Your objective — Exclude the pictures and retype the entries as written.

Given entries —

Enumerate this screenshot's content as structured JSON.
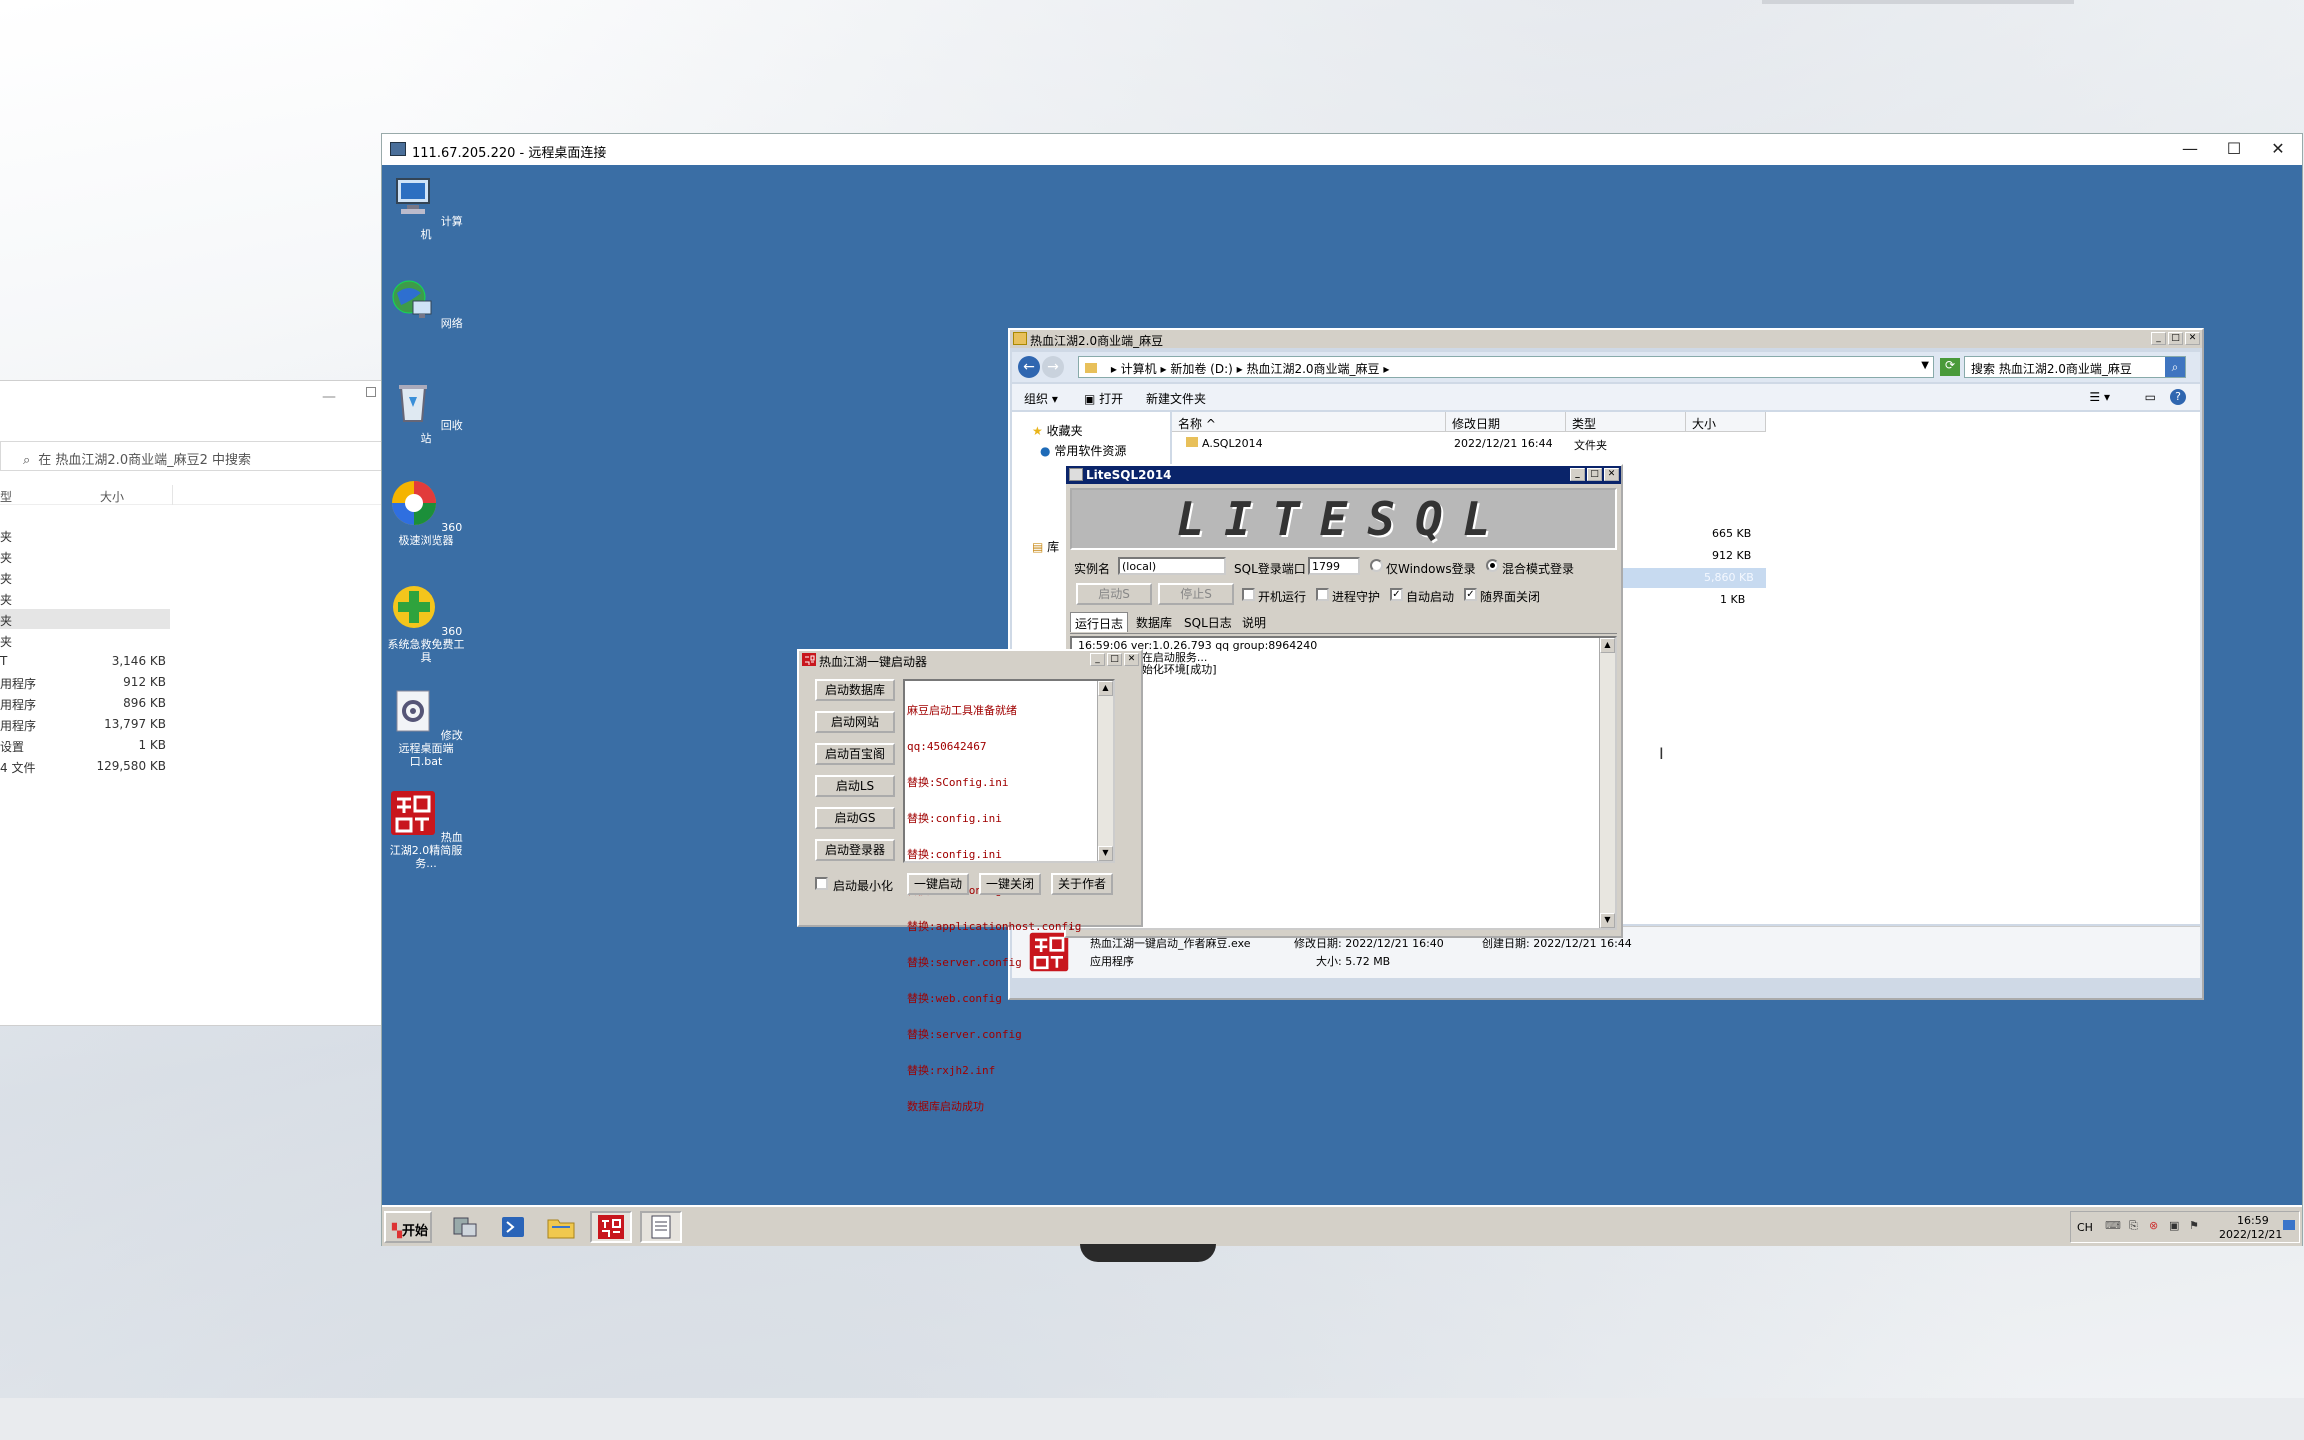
{
  "local_explorer": {
    "search_placeholder": "在 热血江湖2.0商业端_麻豆2 中搜索",
    "col_type": "型",
    "col_size": "大小",
    "rows": [
      {
        "type": "夹",
        "size": ""
      },
      {
        "type": "夹",
        "size": ""
      },
      {
        "type": "夹",
        "size": ""
      },
      {
        "type": "夹",
        "size": ""
      },
      {
        "type": "夹",
        "size": ""
      },
      {
        "type": "夹",
        "size": ""
      },
      {
        "type": "T",
        "size": "3,146 KB"
      },
      {
        "type": "用程序",
        "size": "912 KB"
      },
      {
        "type": "用程序",
        "size": "896 KB"
      },
      {
        "type": "用程序",
        "size": "13,797 KB"
      },
      {
        "type": "设置",
        "size": "1 KB"
      },
      {
        "type": "4 文件",
        "size": "129,580 KB"
      }
    ]
  },
  "rdp": {
    "title": "111.67.205.220 - 远程桌面连接",
    "min_glyph": "—",
    "max_glyph": "☐",
    "close_glyph": "✕"
  },
  "desktop_icons": [
    {
      "label": "计算机"
    },
    {
      "label": "网络"
    },
    {
      "label": "回收站"
    },
    {
      "label": "360极速浏览器"
    },
    {
      "label": "360系统急救免费工具"
    },
    {
      "label": "修改远程桌面端口.bat"
    },
    {
      "label": "热血江湖2.0精简服务..."
    }
  ],
  "explorer": {
    "title": "热血江湖2.0商业端_麻豆",
    "breadcrumb": [
      "计算机",
      "新加卷 (D:)",
      "热血江湖2.0商业端_麻豆"
    ],
    "search_placeholder": "搜索 热血江湖2.0商业端_麻豆",
    "toolbar": {
      "organize": "组织",
      "open": "打开",
      "new_folder": "新建文件夹"
    },
    "nav": {
      "favorites": "收藏夹",
      "common": "常用软件资源",
      "lib_char": "库"
    },
    "columns": {
      "name": "名称",
      "date": "修改日期",
      "type": "类型",
      "size": "大小"
    },
    "first_row": {
      "name": "A.SQL2014",
      "date": "2022/12/21 16:44",
      "type": "文件夹"
    },
    "sizes": [
      "665 KB",
      "912 KB",
      "5,860 KB",
      "1 KB"
    ],
    "status": {
      "filename": "热血江湖一键启动_作者麻豆.exe",
      "modified": "修改日期: 2022/12/21 16:40",
      "created": "创建日期: 2022/12/21 16:44",
      "type": "应用程序",
      "size": "大小: 5.72 MB"
    }
  },
  "litesql": {
    "title": "LiteSQL2014",
    "banner": "LITESQL",
    "instance_label": "实例名",
    "instance_value": "(local)",
    "port_label": "SQL登录端口",
    "port_value": "1799",
    "radio_win": "仅Windows登录",
    "radio_mixed": "混合模式登录",
    "btn_start": "启动S",
    "btn_stop": "停止S",
    "cb_boot": "开机运行",
    "cb_guard": "进程守护",
    "cb_autostart": "自动启动",
    "cb_close": "随界面关闭",
    "tabs": [
      "运行日志",
      "数据库",
      "SQL日志",
      "说明"
    ],
    "log": [
      "16:59:06 ver:1.0.26.793 qq group:8964240",
      "16:59:06 正在启动服务...",
      "16:59:06 初始化环境[成功]"
    ]
  },
  "launcher": {
    "title": "热血江湖一键启动器",
    "buttons": [
      "启动数据库",
      "启动网站",
      "启动百宝阁",
      "启动LS",
      "启动GS",
      "启动登录器"
    ],
    "log": [
      "麻豆启动工具准备就绪",
      "qq:450642467",
      "替换:SConfig.ini",
      "替换:config.ini",
      "替换:config.ini",
      "替换:Web.Config",
      "替换:applicationhost.config",
      "替换:server.config",
      "替换:web.config",
      "替换:server.config",
      "替换:rxjh2.inf",
      "数据库启动成功"
    ],
    "minimize_label": "启动最小化",
    "one_click_start": "一键启动",
    "one_click_close": "一键关闭",
    "about": "关于作者"
  },
  "taskbar": {
    "start": "开始",
    "lang": "CH",
    "time": "16:59",
    "date": "2022/12/21"
  }
}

Response box —
Enumerate this screenshot's content as structured JSON.
{
  "local_explorer": {
    "search_placeholder": "在 热血江湖2.0商业端_麻豆2 中搜索",
    "col_type": "型",
    "col_size": "大小",
    "rows": [
      {
        "type": "夹",
        "size": ""
      },
      {
        "type": "夹",
        "size": ""
      },
      {
        "type": "夹",
        "size": ""
      },
      {
        "type": "夹",
        "size": ""
      },
      {
        "type": "夹",
        "size": ""
      },
      {
        "type": "夹",
        "size": ""
      },
      {
        "type": "T",
        "size": "3,146 KB"
      },
      {
        "type": "用程序",
        "size": "912 KB"
      },
      {
        "type": "用程序",
        "size": "896 KB"
      },
      {
        "type": "用程序",
        "size": "13,797 KB"
      },
      {
        "type": "设置",
        "size": "1 KB"
      },
      {
        "type": "4 文件",
        "size": "129,580 KB"
      }
    ]
  },
  "rdp": {
    "title": "111.67.205.220 - 远程桌面连接",
    "min_glyph": "—",
    "max_glyph": "☐",
    "close_glyph": "✕"
  },
  "desktop_icons": [
    {
      "label": "计算机"
    },
    {
      "label": "网络"
    },
    {
      "label": "回收站"
    },
    {
      "label": "360极速浏览器"
    },
    {
      "label": "360系统急救免费工具"
    },
    {
      "label": "修改远程桌面端口.bat"
    },
    {
      "label": "热血江湖2.0精简服务..."
    }
  ],
  "explorer": {
    "title": "热血江湖2.0商业端_麻豆",
    "breadcrumb": [
      "计算机",
      "新加卷 (D:)",
      "热血江湖2.0商业端_麻豆"
    ],
    "search_placeholder": "搜索 热血江湖2.0商业端_麻豆",
    "toolbar": {
      "organize": "组织",
      "open": "打开",
      "new_folder": "新建文件夹"
    },
    "nav": {
      "favorites": "收藏夹",
      "common": "常用软件资源",
      "lib_char": "库"
    },
    "columns": {
      "name": "名称",
      "date": "修改日期",
      "type": "类型",
      "size": "大小"
    },
    "first_row": {
      "name": "A.SQL2014",
      "date": "2022/12/21 16:44",
      "type": "文件夹"
    },
    "sizes": [
      "665 KB",
      "912 KB",
      "5,860 KB",
      "1 KB"
    ],
    "status": {
      "filename": "热血江湖一键启动_作者麻豆.exe",
      "modified": "修改日期: 2022/12/21 16:40",
      "created": "创建日期: 2022/12/21 16:44",
      "type": "应用程序",
      "size": "大小: 5.72 MB"
    }
  },
  "litesql": {
    "title": "LiteSQL2014",
    "banner": "LITESQL",
    "instance_label": "实例名",
    "instance_value": "(local)",
    "port_label": "SQL登录端口",
    "port_value": "1799",
    "radio_win": "仅Windows登录",
    "radio_mixed": "混合模式登录",
    "btn_start": "启动S",
    "btn_stop": "停止S",
    "cb_boot": "开机运行",
    "cb_guard": "进程守护",
    "cb_autostart": "自动启动",
    "cb_close": "随界面关闭",
    "tabs": [
      "运行日志",
      "数据库",
      "SQL日志",
      "说明"
    ],
    "log": [
      "16:59:06 ver:1.0.26.793 qq group:8964240",
      "16:59:06 正在启动服务...",
      "16:59:06 初始化环境[成功]"
    ]
  },
  "launcher": {
    "title": "热血江湖一键启动器",
    "buttons": [
      "启动数据库",
      "启动网站",
      "启动百宝阁",
      "启动LS",
      "启动GS",
      "启动登录器"
    ],
    "log": [
      "麻豆启动工具准备就绪",
      "qq:450642467",
      "替换:SConfig.ini",
      "替换:config.ini",
      "替换:config.ini",
      "替换:Web.Config",
      "替换:applicationhost.config",
      "替换:server.config",
      "替换:web.config",
      "替换:server.config",
      "替换:rxjh2.inf",
      "数据库启动成功"
    ],
    "minimize_label": "启动最小化",
    "one_click_start": "一键启动",
    "one_click_close": "一键关闭",
    "about": "关于作者"
  },
  "taskbar": {
    "start": "开始",
    "lang": "CH",
    "time": "16:59",
    "date": "2022/12/21"
  }
}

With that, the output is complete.